Many types of farm work can put you at risk of contact with powerlines, especially if you’re using large machinery like cane or cotton harvesters. To keep safe, you’ll need to know how to spot electrical hazards on the job and use safe work habits to reduce risks.
Understanding the risks
Some farming activities carry a higher risk of unexpected contact with energised cables. This could cause power outages, damage your equipment or give you a life-threatening electric shock. High-risk jobs often involve large machinery that can contact powerlines when passing underneath or restrict your field of vision.
Farming jobs with a higher risk of electrical accidents include:
- transporting machinery or other high loads
- moving equipment while irrigating
Check out our Agriculture industry safety pack (PDF 4.8 mb). Quantities of these can be ordered via our Brochure and sticker order form.
What are my responsibilities?
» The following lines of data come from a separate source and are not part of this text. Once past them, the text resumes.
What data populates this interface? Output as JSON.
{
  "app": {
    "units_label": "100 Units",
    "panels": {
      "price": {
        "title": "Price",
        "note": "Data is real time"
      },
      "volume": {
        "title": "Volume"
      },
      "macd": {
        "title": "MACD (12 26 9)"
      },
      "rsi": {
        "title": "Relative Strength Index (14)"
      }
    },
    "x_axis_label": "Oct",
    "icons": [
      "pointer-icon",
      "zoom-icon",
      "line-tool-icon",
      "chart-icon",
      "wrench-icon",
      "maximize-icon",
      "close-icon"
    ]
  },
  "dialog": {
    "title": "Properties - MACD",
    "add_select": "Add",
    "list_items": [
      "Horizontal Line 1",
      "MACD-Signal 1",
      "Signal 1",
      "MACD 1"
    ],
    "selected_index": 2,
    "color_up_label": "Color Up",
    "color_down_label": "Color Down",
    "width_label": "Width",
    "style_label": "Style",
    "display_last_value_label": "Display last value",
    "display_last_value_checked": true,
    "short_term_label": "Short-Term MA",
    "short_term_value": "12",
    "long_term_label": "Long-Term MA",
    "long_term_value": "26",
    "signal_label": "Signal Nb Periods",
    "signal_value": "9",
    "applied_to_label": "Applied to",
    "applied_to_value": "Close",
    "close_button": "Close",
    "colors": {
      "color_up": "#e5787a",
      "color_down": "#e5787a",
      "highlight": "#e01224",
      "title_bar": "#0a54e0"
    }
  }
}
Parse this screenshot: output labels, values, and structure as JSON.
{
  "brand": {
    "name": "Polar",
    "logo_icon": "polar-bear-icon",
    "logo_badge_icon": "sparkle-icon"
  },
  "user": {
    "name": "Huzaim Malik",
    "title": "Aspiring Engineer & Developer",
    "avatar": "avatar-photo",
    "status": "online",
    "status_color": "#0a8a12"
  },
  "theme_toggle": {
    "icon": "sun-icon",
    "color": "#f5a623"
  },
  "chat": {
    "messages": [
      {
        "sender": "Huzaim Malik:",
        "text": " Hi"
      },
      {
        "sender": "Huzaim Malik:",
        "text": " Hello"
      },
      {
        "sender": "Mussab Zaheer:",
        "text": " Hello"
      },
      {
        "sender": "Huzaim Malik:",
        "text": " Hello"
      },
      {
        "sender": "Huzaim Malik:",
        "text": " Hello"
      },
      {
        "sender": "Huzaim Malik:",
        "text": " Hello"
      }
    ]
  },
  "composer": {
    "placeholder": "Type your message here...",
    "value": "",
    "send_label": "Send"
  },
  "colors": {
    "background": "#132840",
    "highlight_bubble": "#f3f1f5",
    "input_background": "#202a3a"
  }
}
If you’re in charge of a property, you must take reasonable steps to protect workers from electrical hazards and help them work safely. See the Electrical Safety Codes of Practice and Electrical Entity Requirements (PDF 1.5 mb) for more about your legal requirements for worker safety.
If you’re a farm worker, always look for electrical hazards at the start of each day and monitor while you work. Then, use the following safe work habits to reduce any risks.
IMPORTANT: Always check for electrical hazards, even if you’ve been working there long-term. Electrical accidents often happen when workers underestimate risks in familiar surroundings
How to work safe
Before you start work, make sure you use a simple risk management process like the one below to identify electrical hazards, assess risks and plan safe work habits.
1. Identify electrical hazards
Check your work area for electrical hazards at the start of each day and as conditions change. Hazards are objects or tasks that could cause damage or injury, like a power pole or moving large machinery under powerlines.
To spot electrical hazards:
- Check the location of powerlines and other electrical infrastructure by
- Check for changing conditions that could create new hazards, like
- heat causing powerlines to sag, reducing clearance
- high winds causing lines to sway or fall
- lower light at dawn/dusk causing reduced visibility
- damaged power poles reducing clearance.
- Check that your equipment and machinery
- is in good working order, with no signs of damage
- will not pass into any powerline exclusion zones in the course of your job.
If you’re a worker, tell the person in charge about any hazards and stay well clear.
If you’re in charge, you need to assess the risks posed by each electrical hazard, before deciding what action to take. You can find detailed guidance in the Electrical Safety Codes of Practice and our Electrical Entity Requirements (PDF 1.5 mb).
IMPORTANT: Stay well clear of damaged powerlines and report them immediately by calling Triple zero (000).
2. Use safe work habits
If you can’t remove a hazard, you should use safe work habits to reduce the risk it poses.
There are a range of safe work habits for farm work — including general guidelines for work near powerlines, and specific advice for irrigation, transporting high loads, cotton and sugarcane growing.
Marking powerlines on your property
Find out about powerline markers and how to increase the visibility of overhead powerlines on your property. Marking powerlines is especially important when low level flying or large machinery is operating on your property.
We offer training sessions to help your team work safely near overhead and underground powerlines. These sessions can be targeted for conferences, business groups, local councils or emergency services groups. Topics include exclusion zones, safety observer zones and how to safely operate plant and vehicles near powerlines.
If you would like to book a session for your conference or staff, please email us and we'll contact you to discuss a suitable time.
Want more information?
If you have more questions, you might find answers in our Frequently Asked Questions.
Safety fact sheets
Download our fact sheets for information about working safely in agriculture:
- Buildings, structures and billboards (PDF 1.4 mb)
- Fire and high voltage powerline safety (PDF 1.4 mb)
- Look Up and Live – Exclusion zones (PDF 624.9 kb)
- Low-level flying (PDF 1.4 mb)
- Marking overhead powerlines and electrical assets (PDF 1.8 mb)
- Trees and powerlines (PDF 1.8 mb)